WHAT IS NEEDED - Search for the word "name" in the entries. Each line that holds it should be copied.

DATASET CONTENT -

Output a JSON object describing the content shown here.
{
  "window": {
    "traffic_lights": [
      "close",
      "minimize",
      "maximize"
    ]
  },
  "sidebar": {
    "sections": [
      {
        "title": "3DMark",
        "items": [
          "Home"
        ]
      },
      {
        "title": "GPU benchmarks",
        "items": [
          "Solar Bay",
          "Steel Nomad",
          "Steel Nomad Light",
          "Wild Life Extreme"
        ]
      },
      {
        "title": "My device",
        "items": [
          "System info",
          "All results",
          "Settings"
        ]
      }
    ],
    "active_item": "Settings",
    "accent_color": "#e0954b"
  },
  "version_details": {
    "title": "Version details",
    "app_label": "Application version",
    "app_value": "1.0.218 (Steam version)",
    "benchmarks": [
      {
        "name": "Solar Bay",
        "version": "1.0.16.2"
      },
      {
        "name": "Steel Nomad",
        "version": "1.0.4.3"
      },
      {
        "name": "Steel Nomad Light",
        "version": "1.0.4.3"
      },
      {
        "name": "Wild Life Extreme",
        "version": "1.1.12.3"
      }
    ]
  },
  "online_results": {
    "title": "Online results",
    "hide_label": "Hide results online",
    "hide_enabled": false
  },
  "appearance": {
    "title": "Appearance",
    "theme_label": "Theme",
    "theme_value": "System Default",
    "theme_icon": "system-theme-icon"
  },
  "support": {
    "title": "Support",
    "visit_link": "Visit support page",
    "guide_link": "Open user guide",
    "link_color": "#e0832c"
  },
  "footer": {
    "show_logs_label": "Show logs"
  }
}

ANSWER BELOW -
        "name": "Solar Bay",
        "name": "Steel Nomad",
        "name": "Steel Nomad Light",
        "name": "Wild Life Extreme",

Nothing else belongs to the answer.